You’ve done it. You’ve finally heard the muse, and words are starting to pour into your head and out of your fingers. The story is shaping up, and you really like where things are going. Then disaster hits.
Oh, not the disaster of the words stopping and the feeling of being unable to move forward, but the disaster of the muse taking you off into regions you really do not want to get into. You are writing a science fiction tale, and the muse is dragging you off into fantasy land. Or, even better, you are writing a horror thriller, and the muse suddenly takes that hard left turn into comicville. That disaster. Don’t tell me it hasn’t happened to you. I think everyone has faced that at one point or another in their writing career.
So, today we are going to look at what you can do about this. There are ways and WAYS of handling these unwanted hard turns. Much of it depends on how much work you want to do in editing and revising after you are done filling all of those pages with words, words, and more unwanted words.
Personally, I have tried this one, and it didn’t go so well. This is where you take the story, and you keep going the way you want to go despite the muse trying to drag you off into some tangent that you think you’ll have to edit out later. For those who are plotters and have a solid feel for the story, this might work.
This method is more a case of driving your muse, than guiding it, but there might be times when you have to use it.
Whine and Beg
Another attempt at making the muse go where it doesn’t really want to… right now. Another method I have tried, and had blow up in my face. Not nearly as spectacularly as the Bull through, but still pretty bad. The story wound up unsalvageable for me, so I recommend caution if you decide to try this one with your uncooperative muse.
Bargain with it
“If you go this way, I’ll incorporate that bit.” This one works fairly well for the loosely plotted and organically written stories. In this method you listen to where the muse really wants to go, and you compromise. You nudge the story in the direction you really want to go, yet you also incorporate pieces of the path the muse wants you to take.
This one can be a good way to get a completely stalled out story moving again. Especially if the reason you’ve stalled out is because you and the muse are in a death match staring contest. I’ve used it in the past with good results. And, I’ve also usually wound up going back and editing in the rest of the path the muse wanted me to take. So, be ware if you decide not to follow your muse lockstep. (Although crossing genre lines is a good time to demand a compromise situation.)
Nudge things along
This is the mildest arrangement you can have, and is often best used with purely organically written stories. In this scenario, you let the muse lead you down the path to wherever it wants to go. However, along the way, you keep putting up little bread crumbs for possible branch points that will take you back to the destination you want to get to. If used properly, it can enrich your story by adding unexpected elements, and scenes you would not have dreamed were relevant, yet you find out just how relevant they are later in the work. If it is used improperly, it can derail a story by adding massive amounts of padding that have to be revised out later.

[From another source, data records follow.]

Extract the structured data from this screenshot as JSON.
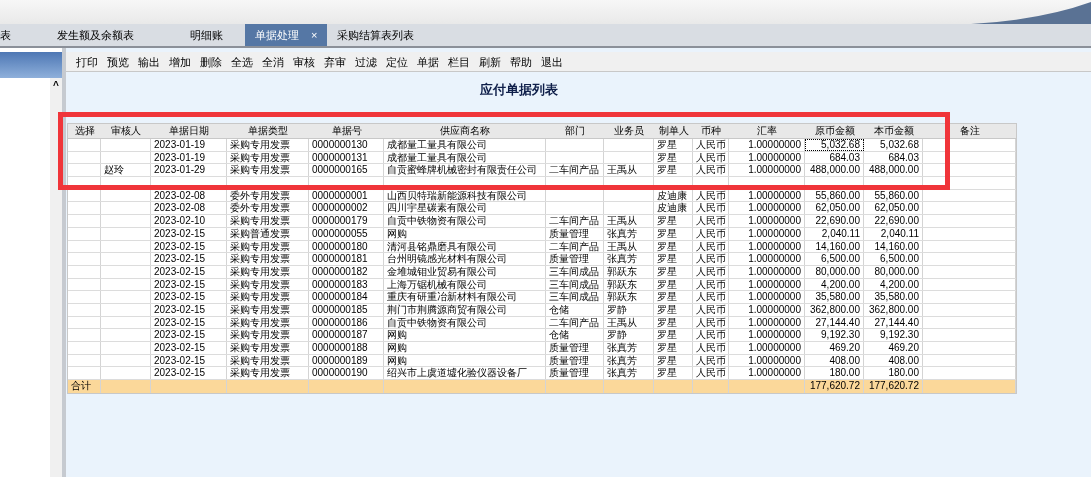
{
  "tabs": [
    {
      "label": "表",
      "selected": false,
      "closable": false
    },
    {
      "label": "发生额及余额表",
      "selected": false,
      "closable": false
    },
    {
      "label": "明细账",
      "selected": false,
      "closable": false
    },
    {
      "label": "单据处理",
      "selected": true,
      "closable": true,
      "close": "×"
    },
    {
      "label": "采购结算表列表",
      "selected": false,
      "closable": false
    }
  ],
  "sidebar": {
    "scroll_up": "^"
  },
  "toolbar": [
    "打印",
    "预览",
    "输出",
    "增加",
    "删除",
    "全选",
    "全消",
    "审核",
    "弃审",
    "过滤",
    "定位",
    "单据",
    "栏目",
    "刷新",
    "帮助",
    "退出"
  ],
  "title": "应付单据列表",
  "table": {
    "columns": [
      "选择",
      "审核人",
      "单据日期",
      "单据类型",
      "单据号",
      "供应商名称",
      "部门",
      "业务员",
      "制单人",
      "币种",
      "汇率",
      "原币金额",
      "本币金额",
      "备注"
    ],
    "rows": [
      {
        "date": "2023-01-19",
        "type": "采购专用发票",
        "number": "0000000130",
        "supplier": "成都量工量具有限公司",
        "creator": "罗星",
        "currency": "人民币",
        "rate": "1.00000000",
        "amount": "5,032.68",
        "local_amount": "5,032.68",
        "focused": true
      },
      {
        "date": "2023-01-19",
        "type": "采购专用发票",
        "number": "0000000131",
        "supplier": "成都量工量具有限公司",
        "creator": "罗星",
        "currency": "人民币",
        "rate": "1.00000000",
        "amount": "684.03",
        "local_amount": "684.03",
        "focused": false
      },
      {
        "reviewer": "赵玲",
        "date": "2023-01-29",
        "type": "采购专用发票",
        "number": "0000000165",
        "supplier": "自贡蜜蜂牌机械密封有限责任公司",
        "department": "二车间产品",
        "salesperson": "王禹从",
        "creator": "罗星",
        "currency": "人民币",
        "rate": "1.00000000",
        "amount": "488,000.00",
        "local_amount": "488,000.00",
        "focused": false
      },
      {
        "focused": false
      },
      {
        "date": "2023-02-08",
        "type": "委外专用发票",
        "number": "0000000001",
        "supplier": "山西贝特瑞新能源科技有限公司",
        "creator": "皮迪康",
        "currency": "人民币",
        "rate": "1.00000000",
        "amount": "55,860.00",
        "local_amount": "55,860.00",
        "focused": false
      },
      {
        "date": "2023-02-08",
        "type": "委外专用发票",
        "number": "0000000002",
        "supplier": "四川宇星碳素有限公司",
        "creator": "皮迪康",
        "currency": "人民币",
        "rate": "1.00000000",
        "amount": "62,050.00",
        "local_amount": "62,050.00",
        "focused": false
      },
      {
        "date": "2023-02-10",
        "type": "采购专用发票",
        "number": "0000000179",
        "supplier": "自贡中铁物资有限公司",
        "department": "二车间产品",
        "salesperson": "王禹从",
        "creator": "罗星",
        "currency": "人民币",
        "rate": "1.00000000",
        "amount": "22,690.00",
        "local_amount": "22,690.00",
        "focused": false
      },
      {
        "date": "2023-02-15",
        "type": "采购普通发票",
        "number": "0000000055",
        "supplier": "网购",
        "department": "质量管理",
        "salesperson": "张真芳",
        "creator": "罗星",
        "currency": "人民币",
        "rate": "1.00000000",
        "amount": "2,040.11",
        "local_amount": "2,040.11",
        "focused": false
      },
      {
        "date": "2023-02-15",
        "type": "采购专用发票",
        "number": "0000000180",
        "supplier": "清河县铭鼎磨具有限公司",
        "department": "二车间产品",
        "salesperson": "王禹从",
        "creator": "罗星",
        "currency": "人民币",
        "rate": "1.00000000",
        "amount": "14,160.00",
        "local_amount": "14,160.00",
        "focused": false
      },
      {
        "date": "2023-02-15",
        "type": "采购专用发票",
        "number": "0000000181",
        "supplier": "台州明镜感光材料有限公司",
        "department": "质量管理",
        "salesperson": "张真芳",
        "creator": "罗星",
        "currency": "人民币",
        "rate": "1.00000000",
        "amount": "6,500.00",
        "local_amount": "6,500.00",
        "focused": false
      },
      {
        "date": "2023-02-15",
        "type": "采购专用发票",
        "number": "0000000182",
        "supplier": "金堆城钼业贸易有限公司",
        "department": "三车间成品",
        "salesperson": "郭跃东",
        "creator": "罗星",
        "currency": "人民币",
        "rate": "1.00000000",
        "amount": "80,000.00",
        "local_amount": "80,000.00",
        "focused": false
      },
      {
        "date": "2023-02-15",
        "type": "采购专用发票",
        "number": "0000000183",
        "supplier": "上海万锯机械有限公司",
        "department": "三车间成品",
        "salesperson": "郭跃东",
        "creator": "罗星",
        "currency": "人民币",
        "rate": "1.00000000",
        "amount": "4,200.00",
        "local_amount": "4,200.00",
        "focused": false
      },
      {
        "date": "2023-02-15",
        "type": "采购专用发票",
        "number": "0000000184",
        "supplier": "重庆有研重冶新材料有限公司",
        "department": "三车间成品",
        "salesperson": "郭跃东",
        "creator": "罗星",
        "currency": "人民币",
        "rate": "1.00000000",
        "amount": "35,580.00",
        "local_amount": "35,580.00",
        "focused": false
      },
      {
        "date": "2023-02-15",
        "type": "采购专用发票",
        "number": "0000000185",
        "supplier": "荆门市荆腾源商贸有限公司",
        "department": "仓储",
        "salesperson": "罗静",
        "creator": "罗星",
        "currency": "人民币",
        "rate": "1.00000000",
        "amount": "362,800.00",
        "local_amount": "362,800.00",
        "focused": false
      },
      {
        "date": "2023-02-15",
        "type": "采购专用发票",
        "number": "0000000186",
        "supplier": "自贡中铁物资有限公司",
        "department": "二车间产品",
        "salesperson": "王禹从",
        "creator": "罗星",
        "currency": "人民币",
        "rate": "1.00000000",
        "amount": "27,144.40",
        "local_amount": "27,144.40",
        "focused": false
      },
      {
        "date": "2023-02-15",
        "type": "采购专用发票",
        "number": "0000000187",
        "supplier": "网购",
        "department": "仓储",
        "salesperson": "罗静",
        "creator": "罗星",
        "currency": "人民币",
        "rate": "1.00000000",
        "amount": "9,192.30",
        "local_amount": "9,192.30",
        "focused": false
      },
      {
        "date": "2023-02-15",
        "type": "采购专用发票",
        "number": "0000000188",
        "supplier": "网购",
        "department": "质量管理",
        "salesperson": "张真芳",
        "creator": "罗星",
        "currency": "人民币",
        "rate": "1.00000000",
        "amount": "469.20",
        "local_amount": "469.20",
        "focused": false
      },
      {
        "date": "2023-02-15",
        "type": "采购专用发票",
        "number": "0000000189",
        "supplier": "网购",
        "department": "质量管理",
        "salesperson": "张真芳",
        "creator": "罗星",
        "currency": "人民币",
        "rate": "1.00000000",
        "amount": "408.00",
        "local_amount": "408.00",
        "focused": false
      },
      {
        "date": "2023-02-15",
        "type": "采购专用发票",
        "number": "0000000190",
        "supplier": "绍兴市上虞道墟化验仪器设备厂",
        "department": "质量管理",
        "salesperson": "张真芳",
        "creator": "罗星",
        "currency": "人民币",
        "rate": "1.00000000",
        "amount": "180.00",
        "local_amount": "180.00",
        "focused": false
      }
    ],
    "total": {
      "select": "合计",
      "amount": "177,620.72",
      "local_amount": "177,620.72"
    }
  }
}
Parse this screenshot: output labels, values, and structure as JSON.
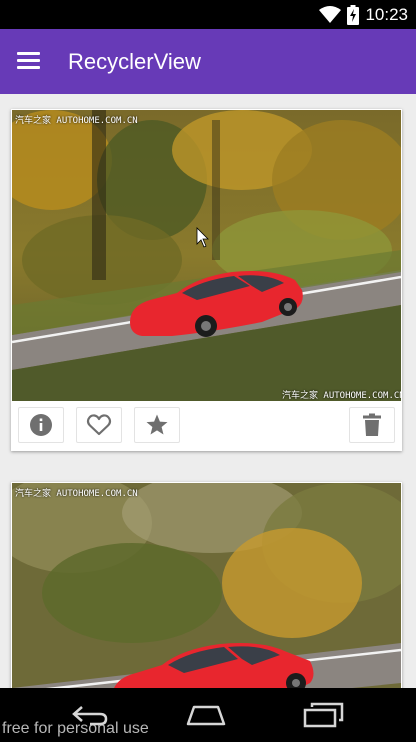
{
  "status": {
    "time": "10:23"
  },
  "appbar": {
    "title": "RecyclerView"
  },
  "cards": [
    {
      "watermark_top": "汽车之家 AUTOHOME.COM.CN",
      "watermark_bottom": "汽车之家 AUTOHOME.COM.CN",
      "actions": [
        "info-icon",
        "heart-outline-icon",
        "star-icon",
        "delete-icon"
      ]
    },
    {
      "watermark_top": "汽车之家 AUTOHOME.COM.CN"
    }
  ],
  "footer": {
    "note": "free for personal use"
  },
  "colors": {
    "primary": "#673ab7",
    "background": "#ededed",
    "icon": "#6f6f6f",
    "car": "#e8262e"
  }
}
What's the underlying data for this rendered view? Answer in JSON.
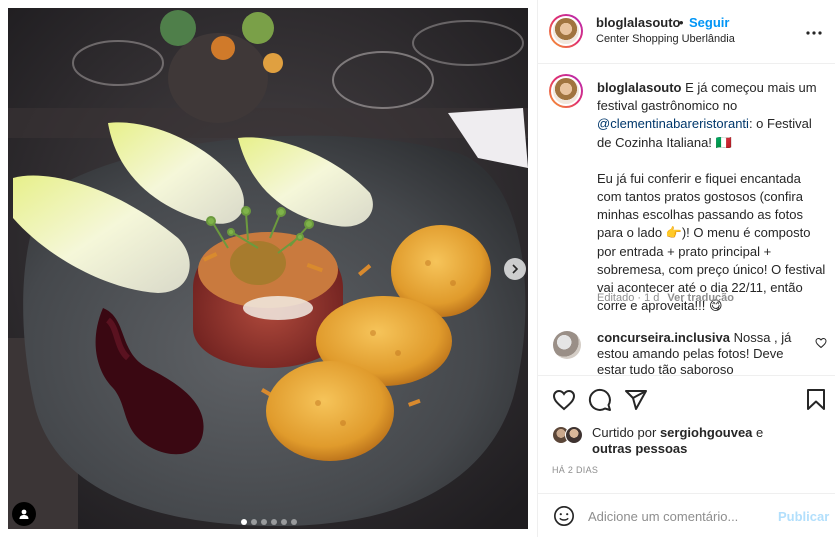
{
  "post": {
    "username": "bloglalasouto",
    "separator": "•",
    "follow_label": "Seguir",
    "location": "Center Shopping Uberlândia",
    "more_icon": "more-horizontal-icon"
  },
  "caption": {
    "username": "bloglalasouto",
    "line1_pre": "E já começou mais um festival gastrônomico no",
    "mention": "@clementinabareristoranti",
    "line1_post": ": o Festival de Cozinha Italiana! 🇮🇹",
    "paragraph2": "Eu já fui conferir e fiquei encantada com tantos pratos gostosos (confira minhas escolhas passando as fotos para o lado 👉)! O menu é composto por entrada + prato principal + sobremesa, com preço único! O festival vai acontecer até o dia 22/11, então corre e aproveita!!! 😋",
    "edited": "Editado · 1 d",
    "translate": "Ver tradução"
  },
  "reply": {
    "username": "concurseira.inclusiva",
    "text": "Nossa , já estou amando pelas fotos! Deve estar tudo tão saboroso"
  },
  "actions": {
    "like_icon": "heart-icon",
    "comment_icon": "comment-icon",
    "share_icon": "paper-plane-icon",
    "save_icon": "bookmark-icon"
  },
  "likes": {
    "prefix": "Curtido por",
    "user": "sergiohgouvea",
    "and": "e",
    "others": "outras pessoas"
  },
  "date": "HÁ 2 DIAS",
  "comment_box": {
    "placeholder": "Adicione um comentário...",
    "publish_label": "Publicar"
  },
  "carousel": {
    "total_slides": 6,
    "active_index": 0
  },
  "colors": {
    "link_blue": "#0095f6",
    "mention_blue": "#00376b",
    "publish_disabled": "#b2dffc",
    "meta_gray": "#8e8e8e"
  }
}
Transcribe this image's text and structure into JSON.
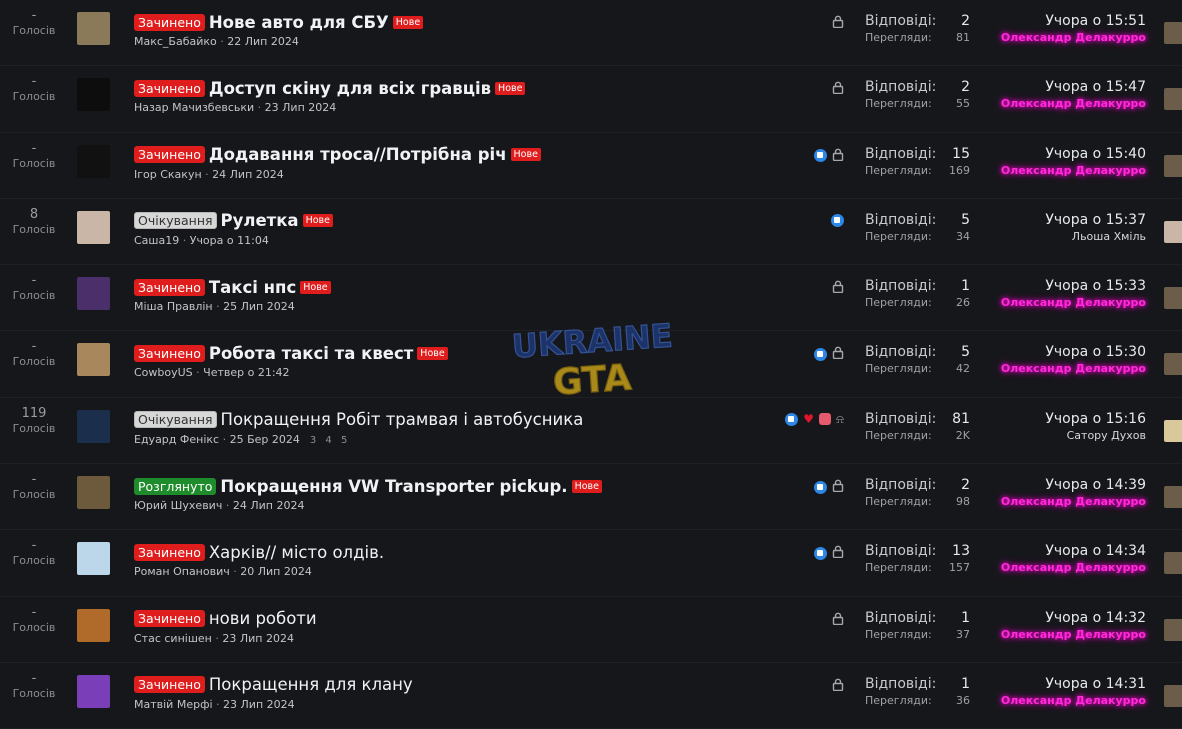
{
  "labels": {
    "votes": "Голосів",
    "replies": "Відповіді:",
    "views": "Перегляди:",
    "new": "Нове",
    "sep": " · "
  },
  "watermark": {
    "line1": "UKRAINE",
    "line2": "GTA"
  },
  "threads": [
    {
      "votes": "-",
      "prefix": "Зачинено",
      "prefix_type": "closed",
      "title": "Нове авто для СБУ",
      "bold": true,
      "is_new": true,
      "author": "Макс_Бабайко",
      "date": "22 Лип 2024",
      "icons": [
        "lock-icon"
      ],
      "replies": "2",
      "views": "81",
      "last_date": "Учора о 15:51",
      "last_user": "Олександр Делакурро",
      "last_user_style": "special",
      "avatar_color": "#8a7a5a",
      "last_av_color": "#6b5d4a"
    },
    {
      "votes": "-",
      "prefix": "Зачинено",
      "prefix_type": "closed",
      "title": "Доступ скіну для всіх гравців",
      "bold": true,
      "is_new": true,
      "author": "Назар Мачизбевськи",
      "date": "23 Лип 2024",
      "icons": [
        "lock-icon"
      ],
      "replies": "2",
      "views": "55",
      "last_date": "Учора о 15:47",
      "last_user": "Олександр Делакурро",
      "last_user_style": "special",
      "avatar_color": "#0d0d0d",
      "last_av_color": "#6b5d4a"
    },
    {
      "votes": "-",
      "prefix": "Зачинено",
      "prefix_type": "closed",
      "title": "Додавання троса//Потрібна річ",
      "bold": true,
      "is_new": true,
      "author": "Ігор Скакун",
      "date": "24 Лип 2024",
      "icons": [
        "like-icon",
        "lock-icon"
      ],
      "replies": "15",
      "views": "169",
      "last_date": "Учора о 15:40",
      "last_user": "Олександр Делакурро",
      "last_user_style": "special",
      "avatar_color": "#111111",
      "last_av_color": "#6b5d4a"
    },
    {
      "votes": "8",
      "prefix": "Очікування",
      "prefix_type": "pending",
      "title": "Рулетка",
      "bold": true,
      "is_new": true,
      "author": "Саша19",
      "date": "Учора о 11:04",
      "icons": [
        "like-icon"
      ],
      "replies": "5",
      "views": "34",
      "last_date": "Учора о 15:37",
      "last_user": "Льоша Хміль",
      "last_user_style": "plain",
      "avatar_color": "#c9b6a6",
      "last_av_color": "#c9b6a6"
    },
    {
      "votes": "-",
      "prefix": "Зачинено",
      "prefix_type": "closed",
      "title": "Таксі нпс",
      "bold": true,
      "is_new": true,
      "author": "Міша Правлін",
      "date": "25 Лип 2024",
      "icons": [
        "lock-icon"
      ],
      "replies": "1",
      "views": "26",
      "last_date": "Учора о 15:33",
      "last_user": "Олександр Делакурро",
      "last_user_style": "special",
      "avatar_color": "#4a2f6b",
      "last_av_color": "#6b5d4a"
    },
    {
      "votes": "-",
      "prefix": "Зачинено",
      "prefix_type": "closed",
      "title": "Робота таксі та квест",
      "bold": true,
      "is_new": true,
      "author": "CowboyUS",
      "date": "Четвер о 21:42",
      "icons": [
        "like-icon",
        "lock-icon"
      ],
      "replies": "5",
      "views": "42",
      "last_date": "Учора о 15:30",
      "last_user": "Олександр Делакурро",
      "last_user_style": "special",
      "avatar_color": "#a8875d",
      "last_av_color": "#6b5d4a"
    },
    {
      "votes": "119",
      "prefix": "Очікування",
      "prefix_type": "pending",
      "title": "Покращення Робіт трамвая і автобусника",
      "bold": false,
      "is_new": false,
      "author": "Едуард Фенікс",
      "date": "25 Бер 2024",
      "pages": "3 4 5",
      "icons": [
        "like-icon",
        "heart-icon",
        "wow-icon",
        "bell-icon"
      ],
      "replies": "81",
      "views": "2K",
      "last_date": "Учора о 15:16",
      "last_user": "Сатору Духов",
      "last_user_style": "plain",
      "avatar_color": "#1b2f4d",
      "last_av_color": "#d8c89a"
    },
    {
      "votes": "-",
      "prefix": "Розглянуто",
      "prefix_type": "reviewed",
      "title": "Покращення VW Transporter pickup.",
      "bold": true,
      "is_new": true,
      "author": "Юрий Шухевич",
      "date": "24 Лип 2024",
      "icons": [
        "like-icon",
        "lock-icon"
      ],
      "replies": "2",
      "views": "98",
      "last_date": "Учора о 14:39",
      "last_user": "Олександр Делакурро",
      "last_user_style": "special",
      "avatar_color": "#6d5a3c",
      "last_av_color": "#6b5d4a"
    },
    {
      "votes": "-",
      "prefix": "Зачинено",
      "prefix_type": "closed",
      "title": "Харків// місто олдів.",
      "bold": false,
      "is_new": false,
      "author": "Роман Опанович",
      "date": "20 Лип 2024",
      "icons": [
        "like-icon",
        "lock-icon"
      ],
      "replies": "13",
      "views": "157",
      "last_date": "Учора о 14:34",
      "last_user": "Олександр Делакурро",
      "last_user_style": "special",
      "avatar_color": "#bcd7ea",
      "last_av_color": "#6b5d4a"
    },
    {
      "votes": "-",
      "prefix": "Зачинено",
      "prefix_type": "closed",
      "title": "нови роботи",
      "bold": false,
      "is_new": false,
      "author": "Стас синішен",
      "date": "23 Лип 2024",
      "icons": [
        "lock-icon"
      ],
      "replies": "1",
      "views": "37",
      "last_date": "Учора о 14:32",
      "last_user": "Олександр Делакурро",
      "last_user_style": "special",
      "avatar_color": "#b06b2a",
      "last_av_color": "#6b5d4a"
    },
    {
      "votes": "-",
      "prefix": "Зачинено",
      "prefix_type": "closed",
      "title": "Покращення для клану",
      "bold": false,
      "is_new": false,
      "author": "Матвій Мерфі",
      "date": "23 Лип 2024",
      "icons": [
        "lock-icon"
      ],
      "replies": "1",
      "views": "36",
      "last_date": "Учора о 14:31",
      "last_user": "Олександр Делакурро",
      "last_user_style": "special",
      "avatar_color": "#7a3fb8",
      "last_av_color": "#6b5d4a"
    }
  ]
}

Use with caution, but this one is one I would strongly recommend to be your first go to method. Just because the muse leads you to a spring of ideas does not mean you have to drink from the pool. You are always free to drink from your own water bottle, and save the new ideas for another time.
There is one last method to guide your muse, and I have yet to figure out how to make it work. That is when you distract it. Things have ground almost to a halt, and you start up another story. With two going, you hop over to the one you really want to finish first, the one you are having the most difficulty getting the muse to cooperate on. With the second story underway, you sneak in some time to work on this project in the middle of your new one. Supposedly, because the muse is turning out inspiration for the second project, you can harness that for the difficult one. I know several writers who can do this – they have no difficulty keeping multiple projects running simultaneously. However, when I try, I wind up tangling the projects together so bad I cannot separate the two afterwards.
And, if all else fails with moving forward, there is always the option to just sit back and not write anything at all. Wait out the muse’s absence or temper tantrum. I’ve been faced with this three times now in my current project. I could have bulled on, and if I were closer to the end of the work, I might have tried to. However, being in the middle of the story, I did not want the narrative to unravel on me, so I put it down, and walked away for a few days. When I came back, I tried writing more on it. Still didn’t have that “spark”, and so I left it to sit and mature some more. When the muse returned, I can say they were not amused. Now, I’m dealing with a sulking muse. Oh, well. I’m back to getting a little progress each day. I can live with that.
What do you do when your muse tries to take you in unwanted/unexpected directions? I’d like to hear about it in the comments below.